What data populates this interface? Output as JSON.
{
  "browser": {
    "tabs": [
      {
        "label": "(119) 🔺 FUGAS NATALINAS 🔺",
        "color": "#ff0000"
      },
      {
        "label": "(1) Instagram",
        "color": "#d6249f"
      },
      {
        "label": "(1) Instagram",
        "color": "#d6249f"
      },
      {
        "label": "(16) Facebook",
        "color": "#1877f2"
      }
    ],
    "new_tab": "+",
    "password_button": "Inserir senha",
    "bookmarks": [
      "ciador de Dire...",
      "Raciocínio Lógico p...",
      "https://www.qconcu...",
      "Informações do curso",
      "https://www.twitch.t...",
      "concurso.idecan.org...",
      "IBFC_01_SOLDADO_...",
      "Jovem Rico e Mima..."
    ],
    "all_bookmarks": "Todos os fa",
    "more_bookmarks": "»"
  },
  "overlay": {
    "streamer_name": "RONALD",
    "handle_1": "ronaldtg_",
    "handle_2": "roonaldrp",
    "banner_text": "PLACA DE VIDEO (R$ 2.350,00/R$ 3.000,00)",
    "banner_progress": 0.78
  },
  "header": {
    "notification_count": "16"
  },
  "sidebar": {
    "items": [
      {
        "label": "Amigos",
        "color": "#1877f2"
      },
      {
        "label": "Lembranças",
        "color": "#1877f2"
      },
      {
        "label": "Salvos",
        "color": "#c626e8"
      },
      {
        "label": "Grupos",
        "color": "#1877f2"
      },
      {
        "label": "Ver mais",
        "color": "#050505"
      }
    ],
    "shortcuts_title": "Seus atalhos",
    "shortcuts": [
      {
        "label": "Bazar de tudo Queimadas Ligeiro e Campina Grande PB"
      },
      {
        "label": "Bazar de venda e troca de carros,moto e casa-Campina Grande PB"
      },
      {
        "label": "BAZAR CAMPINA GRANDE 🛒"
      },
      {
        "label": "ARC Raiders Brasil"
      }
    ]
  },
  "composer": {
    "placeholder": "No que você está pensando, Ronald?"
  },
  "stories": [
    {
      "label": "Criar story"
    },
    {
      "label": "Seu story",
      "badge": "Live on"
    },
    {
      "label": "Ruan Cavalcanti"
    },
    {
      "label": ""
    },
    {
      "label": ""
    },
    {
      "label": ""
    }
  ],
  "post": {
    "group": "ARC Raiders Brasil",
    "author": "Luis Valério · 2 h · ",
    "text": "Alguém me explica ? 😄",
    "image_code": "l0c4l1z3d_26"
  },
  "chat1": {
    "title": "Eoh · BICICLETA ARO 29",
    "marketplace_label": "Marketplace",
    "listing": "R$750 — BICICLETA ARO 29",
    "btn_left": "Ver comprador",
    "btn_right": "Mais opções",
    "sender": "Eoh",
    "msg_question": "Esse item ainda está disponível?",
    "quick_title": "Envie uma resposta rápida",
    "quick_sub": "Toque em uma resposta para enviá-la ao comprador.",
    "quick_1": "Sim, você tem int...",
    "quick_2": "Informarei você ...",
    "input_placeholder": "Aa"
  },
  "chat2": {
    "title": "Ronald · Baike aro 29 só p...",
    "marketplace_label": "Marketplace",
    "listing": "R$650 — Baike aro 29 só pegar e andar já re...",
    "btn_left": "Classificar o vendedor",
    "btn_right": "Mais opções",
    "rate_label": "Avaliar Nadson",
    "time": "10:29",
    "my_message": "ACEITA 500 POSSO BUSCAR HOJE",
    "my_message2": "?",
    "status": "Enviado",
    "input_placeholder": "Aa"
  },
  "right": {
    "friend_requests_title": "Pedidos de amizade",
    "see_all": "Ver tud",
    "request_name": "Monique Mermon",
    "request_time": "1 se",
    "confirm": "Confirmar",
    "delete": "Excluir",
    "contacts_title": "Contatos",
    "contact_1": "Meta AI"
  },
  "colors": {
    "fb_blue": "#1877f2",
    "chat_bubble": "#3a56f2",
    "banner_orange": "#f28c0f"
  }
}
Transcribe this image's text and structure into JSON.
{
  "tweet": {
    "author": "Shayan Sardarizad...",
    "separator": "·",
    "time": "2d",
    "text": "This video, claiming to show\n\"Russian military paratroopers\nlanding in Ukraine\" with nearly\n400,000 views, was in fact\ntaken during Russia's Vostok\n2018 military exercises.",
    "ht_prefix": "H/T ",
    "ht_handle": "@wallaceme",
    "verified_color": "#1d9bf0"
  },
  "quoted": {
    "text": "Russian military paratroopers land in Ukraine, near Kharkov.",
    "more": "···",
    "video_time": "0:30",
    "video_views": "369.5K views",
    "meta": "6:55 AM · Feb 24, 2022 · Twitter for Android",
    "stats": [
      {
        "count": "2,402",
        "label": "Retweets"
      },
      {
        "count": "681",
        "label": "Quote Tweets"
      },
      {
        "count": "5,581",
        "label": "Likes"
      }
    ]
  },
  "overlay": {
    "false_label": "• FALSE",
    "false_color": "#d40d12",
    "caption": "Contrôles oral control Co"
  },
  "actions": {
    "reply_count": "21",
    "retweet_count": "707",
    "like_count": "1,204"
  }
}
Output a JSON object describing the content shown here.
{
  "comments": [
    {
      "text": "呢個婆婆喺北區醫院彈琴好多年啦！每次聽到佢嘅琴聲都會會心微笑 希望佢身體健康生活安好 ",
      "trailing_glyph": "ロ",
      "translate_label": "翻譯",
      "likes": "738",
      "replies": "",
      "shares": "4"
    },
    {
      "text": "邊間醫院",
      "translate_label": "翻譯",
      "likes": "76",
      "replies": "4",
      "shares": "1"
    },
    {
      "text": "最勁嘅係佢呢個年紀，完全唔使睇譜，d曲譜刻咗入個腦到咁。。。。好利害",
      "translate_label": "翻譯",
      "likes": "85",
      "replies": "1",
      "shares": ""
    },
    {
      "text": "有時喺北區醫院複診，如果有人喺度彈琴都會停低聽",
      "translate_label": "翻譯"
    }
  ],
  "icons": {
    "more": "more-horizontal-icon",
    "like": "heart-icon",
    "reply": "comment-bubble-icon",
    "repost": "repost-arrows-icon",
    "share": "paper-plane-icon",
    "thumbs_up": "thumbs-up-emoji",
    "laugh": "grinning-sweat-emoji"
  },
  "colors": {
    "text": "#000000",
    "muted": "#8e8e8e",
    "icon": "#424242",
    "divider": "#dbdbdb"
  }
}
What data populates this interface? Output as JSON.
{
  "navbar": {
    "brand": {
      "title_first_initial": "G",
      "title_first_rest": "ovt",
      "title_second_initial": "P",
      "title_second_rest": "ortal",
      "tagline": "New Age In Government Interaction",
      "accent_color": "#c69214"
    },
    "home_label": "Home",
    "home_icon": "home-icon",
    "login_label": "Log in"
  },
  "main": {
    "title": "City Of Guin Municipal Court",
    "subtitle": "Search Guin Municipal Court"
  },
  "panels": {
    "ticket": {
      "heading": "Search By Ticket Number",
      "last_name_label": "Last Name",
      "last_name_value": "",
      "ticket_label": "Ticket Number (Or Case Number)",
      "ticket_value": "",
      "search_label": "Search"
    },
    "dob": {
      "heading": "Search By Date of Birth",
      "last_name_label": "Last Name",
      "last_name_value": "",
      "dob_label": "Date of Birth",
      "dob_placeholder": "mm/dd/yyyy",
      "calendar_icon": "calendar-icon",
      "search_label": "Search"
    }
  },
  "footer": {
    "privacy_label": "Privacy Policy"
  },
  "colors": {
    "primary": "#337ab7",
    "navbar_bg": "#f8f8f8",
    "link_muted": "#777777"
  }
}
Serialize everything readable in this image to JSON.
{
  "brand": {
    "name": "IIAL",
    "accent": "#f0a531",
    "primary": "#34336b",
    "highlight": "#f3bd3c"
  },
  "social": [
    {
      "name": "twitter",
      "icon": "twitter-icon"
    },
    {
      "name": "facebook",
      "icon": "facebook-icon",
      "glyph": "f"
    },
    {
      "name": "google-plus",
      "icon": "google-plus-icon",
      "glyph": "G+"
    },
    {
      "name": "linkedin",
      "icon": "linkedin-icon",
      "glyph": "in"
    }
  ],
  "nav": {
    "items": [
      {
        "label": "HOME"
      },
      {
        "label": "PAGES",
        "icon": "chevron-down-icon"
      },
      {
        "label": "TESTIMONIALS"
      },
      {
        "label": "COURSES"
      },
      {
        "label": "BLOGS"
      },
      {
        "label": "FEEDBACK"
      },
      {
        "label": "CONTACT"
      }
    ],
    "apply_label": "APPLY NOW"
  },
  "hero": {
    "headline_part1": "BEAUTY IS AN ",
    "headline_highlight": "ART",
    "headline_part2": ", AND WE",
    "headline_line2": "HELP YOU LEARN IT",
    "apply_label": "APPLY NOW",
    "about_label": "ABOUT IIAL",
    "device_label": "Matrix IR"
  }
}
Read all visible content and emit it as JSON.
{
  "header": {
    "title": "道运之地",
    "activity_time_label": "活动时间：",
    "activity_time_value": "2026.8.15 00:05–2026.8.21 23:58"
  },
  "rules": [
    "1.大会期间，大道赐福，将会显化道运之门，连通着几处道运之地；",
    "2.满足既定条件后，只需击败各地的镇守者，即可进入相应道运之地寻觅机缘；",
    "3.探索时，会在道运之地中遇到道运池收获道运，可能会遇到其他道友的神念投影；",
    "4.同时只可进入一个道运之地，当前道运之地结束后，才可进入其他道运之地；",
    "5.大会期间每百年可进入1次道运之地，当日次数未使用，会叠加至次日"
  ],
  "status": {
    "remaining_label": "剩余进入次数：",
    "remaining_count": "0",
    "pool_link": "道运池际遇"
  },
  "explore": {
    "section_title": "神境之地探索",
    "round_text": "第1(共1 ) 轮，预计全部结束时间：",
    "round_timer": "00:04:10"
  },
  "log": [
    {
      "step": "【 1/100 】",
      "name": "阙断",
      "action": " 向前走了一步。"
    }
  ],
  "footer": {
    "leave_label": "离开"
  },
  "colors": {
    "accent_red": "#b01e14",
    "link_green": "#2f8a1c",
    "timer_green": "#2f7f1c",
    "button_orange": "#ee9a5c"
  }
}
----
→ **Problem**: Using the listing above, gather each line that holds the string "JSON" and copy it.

→ **Task solution**:
What data populates this interface? Output as JSON.
Transcribe this image's text and structure into JSON.
Output a JSON object describing the content shown here.
What data populates this interface? Output as JSON.
Serialize everything readable in this image to JSON.
Read all visible content and emit it as JSON.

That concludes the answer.